I made my way to the store, got all the ingredients and then waited until this weekend, and an extra day off from work, to make this recipe. Though not difficult by any means, this recipe is a bit time consuming...but it's all just simmer time...not active cooking. It was perfect for the day I had planned.

Seriously, the whole house filled with the delicious smells of these ribs cooking. The end result is fall-apart-no-knife-needed meat. The sauce is sweet and yet you get a nice tang from the beer and ginger. The garlic melts into the sauce and adds such a beautiful layer of flavor. I served with garlic mashed potatoes and a salad (something green!). SO, SO GOOD!!! Go, get what you need to make these this weekend...what are you waiting for!

Seriously, I don't know why a knife is shown!
Photo Credit: The Food Network

Braised Hoisin Beer Short Ribs

Found on The Bitten Word who got it from Dave Lieberman via Food Network
4 to 6 servings
Prep: 25 min
Cook: 3 hr 20 min
Total: 3 hr 45 min

3 pounds beef short ribs, about 10 ribs
Salt and freshly ground pepper
3 tablespoons vegetable oil
10 to 12 garlic cloves smashed
1-inch piece ginger, peeled and sliced into 1/4-inch slices
12 ounces good ale (recommended: Bass)
3 tablespoons rice wine vinegar
1 cup hoisin sauce

Season the ribs generously with salt and pepper. Heat the vegetable oil in a large heavy pot with a lid (Dutch oven) over high heat. Brown the ribs on all sides, in batches if necessary. Remove the ribs and pour off all but a couple tablespoons of the rendered fat.

Return the pot to the stove, lower the heat to medium and saute the garlic and ginger for about 3 minutes. Add the ribs back to the pot. Add the beer and the vinegar. Stir and then cover and simmer for 2 1/2 hours.

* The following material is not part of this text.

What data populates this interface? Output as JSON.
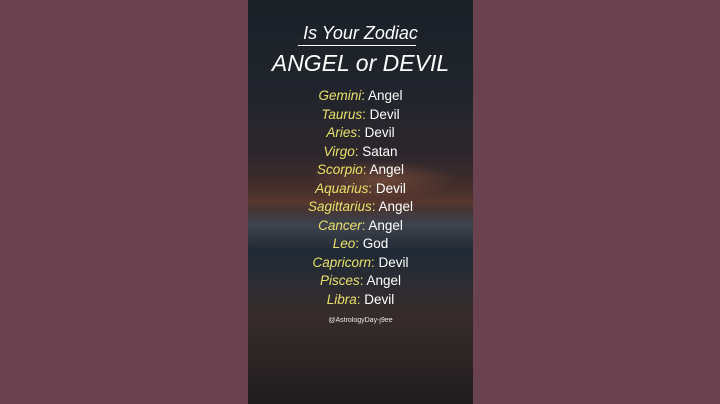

Preheat the oven to 300 degrees F.

Pour the hoisin sauce over the ribs, move the pot to the oven, and cook, uncovered, for 30 minutes.

Remove ribs and ginger from sauce. Strain fat from the top of the pot so that you're left with just the good stuff.

Enjoy With Love,